:: RECORD EXTRACTS
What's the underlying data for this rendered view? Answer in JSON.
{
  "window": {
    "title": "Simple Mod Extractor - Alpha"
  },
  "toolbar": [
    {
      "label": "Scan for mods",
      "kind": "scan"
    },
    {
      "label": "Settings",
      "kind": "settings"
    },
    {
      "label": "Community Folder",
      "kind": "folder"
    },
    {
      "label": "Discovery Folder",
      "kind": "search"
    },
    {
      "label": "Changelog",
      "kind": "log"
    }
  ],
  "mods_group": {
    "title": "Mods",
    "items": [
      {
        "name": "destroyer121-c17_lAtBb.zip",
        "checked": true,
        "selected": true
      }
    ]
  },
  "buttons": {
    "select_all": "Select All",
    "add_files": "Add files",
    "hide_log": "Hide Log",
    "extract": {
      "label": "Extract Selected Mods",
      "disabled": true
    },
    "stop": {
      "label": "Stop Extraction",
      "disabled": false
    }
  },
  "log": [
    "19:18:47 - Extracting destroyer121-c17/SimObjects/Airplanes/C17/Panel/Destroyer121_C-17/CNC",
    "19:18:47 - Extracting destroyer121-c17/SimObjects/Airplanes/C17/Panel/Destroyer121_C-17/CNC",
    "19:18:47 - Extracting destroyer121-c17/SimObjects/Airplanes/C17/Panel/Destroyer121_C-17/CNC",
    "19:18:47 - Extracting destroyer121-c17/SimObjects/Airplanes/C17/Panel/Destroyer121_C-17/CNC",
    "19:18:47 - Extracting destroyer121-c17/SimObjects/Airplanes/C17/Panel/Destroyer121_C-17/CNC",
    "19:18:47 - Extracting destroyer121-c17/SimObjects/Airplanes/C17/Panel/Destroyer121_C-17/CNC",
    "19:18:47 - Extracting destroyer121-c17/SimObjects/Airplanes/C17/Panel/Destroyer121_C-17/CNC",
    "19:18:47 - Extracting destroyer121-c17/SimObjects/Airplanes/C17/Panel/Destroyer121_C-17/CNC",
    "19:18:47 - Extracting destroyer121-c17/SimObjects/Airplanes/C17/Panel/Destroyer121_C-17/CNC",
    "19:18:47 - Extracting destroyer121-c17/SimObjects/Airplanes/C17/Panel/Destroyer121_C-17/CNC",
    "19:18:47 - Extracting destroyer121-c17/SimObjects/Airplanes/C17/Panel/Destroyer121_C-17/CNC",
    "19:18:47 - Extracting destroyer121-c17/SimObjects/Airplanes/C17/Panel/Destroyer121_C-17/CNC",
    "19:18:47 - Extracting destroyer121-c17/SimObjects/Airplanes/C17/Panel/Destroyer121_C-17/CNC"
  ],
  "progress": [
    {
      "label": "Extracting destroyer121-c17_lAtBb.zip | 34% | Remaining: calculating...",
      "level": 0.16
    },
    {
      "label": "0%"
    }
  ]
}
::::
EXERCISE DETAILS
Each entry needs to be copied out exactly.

TASK OUTPUT
What's the underlying data for this rendered view? Answer in JSON.
{
  "window": {
    "title": "Simple Mod Extractor - Alpha"
  },
  "toolbar": [
    {
      "label": "Scan for mods",
      "kind": "scan"
    },
    {
      "label": "Settings",
      "kind": "settings"
    },
    {
      "label": "Community Folder",
      "kind": "folder"
    },
    {
      "label": "Discovery Folder",
      "kind": "search"
    },
    {
      "label": "Changelog",
      "kind": "log"
    }
  ],
  "mods_group": {
    "title": "Mods",
    "items": [
      {
        "name": "destroyer121-c17_lAtBb.zip",
        "checked": true,
        "selected": true
      }
    ]
  },
  "buttons": {
    "select_all": "Select All",
    "add_files": "Add files",
    "hide_log": "Hide Log",
    "extract": {
      "label": "Extract Selected Mods",
      "disabled": true
    },
    "stop": {
      "label": "Stop Extraction",
      "disabled": false
    }
  },
  "log": [
    "19:18:47 - Extracting destroyer121-c17/SimObjects/Airplanes/C17/Panel/Destroyer121_C-17/CNC",
    "19:18:47 - Extracting destroyer121-c17/SimObjects/Airplanes/C17/Panel/Destroyer121_C-17/CNC",
    "19:18:47 - Extracting destroyer121-c17/SimObjects/Airplanes/C17/Panel/Destroyer121_C-17/CNC",
    "19:18:47 - Extracting destroyer121-c17/SimObjects/Airplanes/C17/Panel/Destroyer121_C-17/CNC",
    "19:18:47 - Extracting destroyer121-c17/SimObjects/Airplanes/C17/Panel/Destroyer121_C-17/CNC",
    "19:18:47 - Extracting destroyer121-c17/SimObjects/Airplanes/C17/Panel/Destroyer121_C-17/CNC",
    "19:18:47 - Extracting destroyer121-c17/SimObjects/Airplanes/C17/Panel/Destroyer121_C-17/CNC",
    "19:18:47 - Extracting destroyer121-c17/SimObjects/Airplanes/C17/Panel/Destroyer121_C-17/CNC",
    "19:18:47 - Extracting destroyer121-c17/SimObjects/Airplanes/C17/Panel/Destroyer121_C-17/CNC",
    "19:18:47 - Extracting destroyer121-c17/SimObjects/Airplanes/C17/Panel/Destroyer121_C-17/CNC",
    "19:18:47 - Extracting destroyer121-c17/SimObjects/Airplanes/C17/Panel/Destroyer121_C-17/CNC",
    "19:18:47 - Extracting destroyer121-c17/SimObjects/Airplanes/C17/Panel/Destroyer121_C-17/CNC",
    "19:18:47 - Extracting destroyer121-c17/SimObjects/Airplanes/C17/Panel/Destroyer121_C-17/CNC"
  ],
  "progress": [
    {
      "label": "Extracting destroyer121-c17_lAtBb.zip | 34% | Remaining: calculating...",
      "level": 0.16
    },
    {
      "label": "0%"
    }
  ]
}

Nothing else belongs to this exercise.